**Task prompt**
From the listing below, extract each entry exactly as written, minus the images.

**Dataset content**
Content starts

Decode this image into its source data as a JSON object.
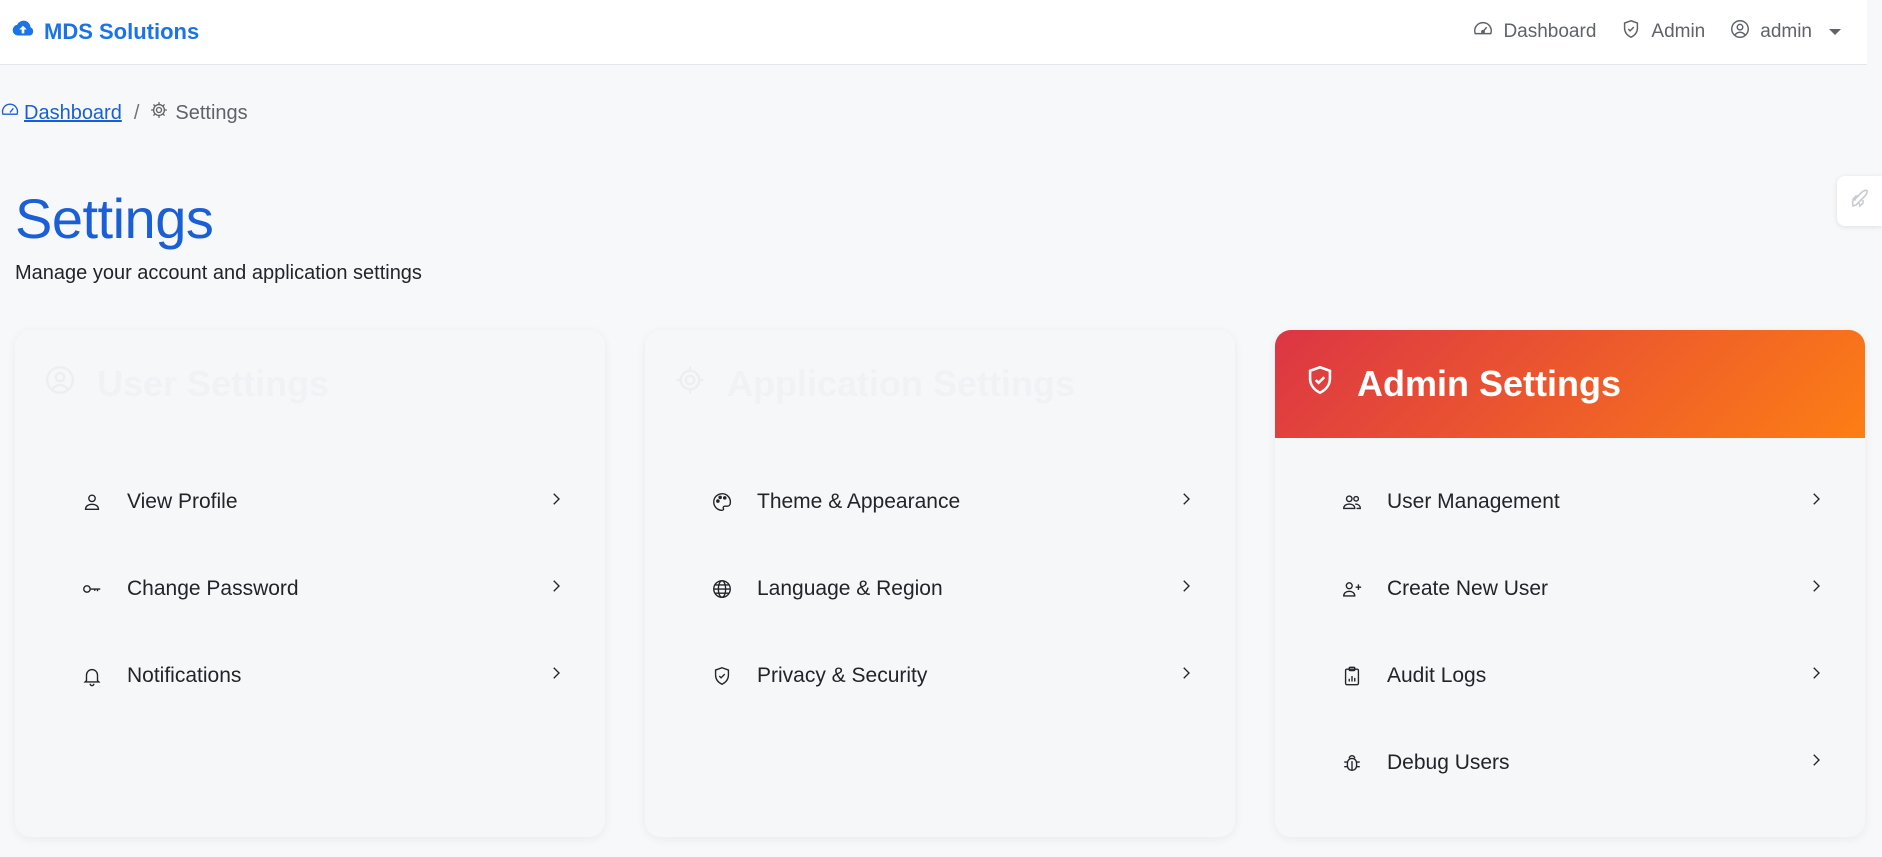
{
  "brand": {
    "name": "MDS Solutions"
  },
  "nav": {
    "dashboard": "Dashboard",
    "admin": "Admin",
    "user": "admin"
  },
  "breadcrumb": {
    "home": "Dashboard",
    "separator": "/",
    "current": "Settings"
  },
  "page": {
    "title": "Settings",
    "subtitle": "Manage your account and application settings"
  },
  "cards": [
    {
      "title": "User Settings",
      "icon": "user-circle-icon",
      "items": [
        {
          "label": "View Profile",
          "icon": "person-icon"
        },
        {
          "label": "Change Password",
          "icon": "key-icon"
        },
        {
          "label": "Notifications",
          "icon": "bell-icon"
        }
      ]
    },
    {
      "title": "Application Settings",
      "icon": "gear-icon",
      "items": [
        {
          "label": "Theme & Appearance",
          "icon": "palette-icon"
        },
        {
          "label": "Language & Region",
          "icon": "globe-icon"
        },
        {
          "label": "Privacy & Security",
          "icon": "shield-check-icon"
        }
      ]
    },
    {
      "title": "Admin Settings",
      "icon": "shield-check-icon",
      "items": [
        {
          "label": "User Management",
          "icon": "people-icon"
        },
        {
          "label": "Create New User",
          "icon": "person-plus-icon"
        },
        {
          "label": "Audit Logs",
          "icon": "clipboard-data-icon"
        },
        {
          "label": "Debug Users",
          "icon": "bug-icon"
        }
      ]
    }
  ],
  "colors": {
    "brand": "#1a73e8",
    "title": "#1a5fd6",
    "admin_gradient_start": "#dc3545",
    "admin_gradient_end": "#fd7e14",
    "background": "#f7f8fa"
  }
}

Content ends

**Solution to this task**
Decode this image into its source data as a JSON object.
{
  "brand": {
    "name": "MDS Solutions"
  },
  "nav": {
    "dashboard": "Dashboard",
    "admin": "Admin",
    "user": "admin"
  },
  "breadcrumb": {
    "home": "Dashboard",
    "separator": "/",
    "current": "Settings"
  },
  "page": {
    "title": "Settings",
    "subtitle": "Manage your account and application settings"
  },
  "cards": [
    {
      "title": "User Settings",
      "icon": "user-circle-icon",
      "items": [
        {
          "label": "View Profile",
          "icon": "person-icon"
        },
        {
          "label": "Change Password",
          "icon": "key-icon"
        },
        {
          "label": "Notifications",
          "icon": "bell-icon"
        }
      ]
    },
    {
      "title": "Application Settings",
      "icon": "gear-icon",
      "items": [
        {
          "label": "Theme & Appearance",
          "icon": "palette-icon"
        },
        {
          "label": "Language & Region",
          "icon": "globe-icon"
        },
        {
          "label": "Privacy & Security",
          "icon": "shield-check-icon"
        }
      ]
    },
    {
      "title": "Admin Settings",
      "icon": "shield-check-icon",
      "items": [
        {
          "label": "User Management",
          "icon": "people-icon"
        },
        {
          "label": "Create New User",
          "icon": "person-plus-icon"
        },
        {
          "label": "Audit Logs",
          "icon": "clipboard-data-icon"
        },
        {
          "label": "Debug Users",
          "icon": "bug-icon"
        }
      ]
    }
  ],
  "colors": {
    "brand": "#1a73e8",
    "title": "#1a5fd6",
    "admin_gradient_start": "#dc3545",
    "admin_gradient_end": "#fd7e14",
    "background": "#f7f8fa"
  }
}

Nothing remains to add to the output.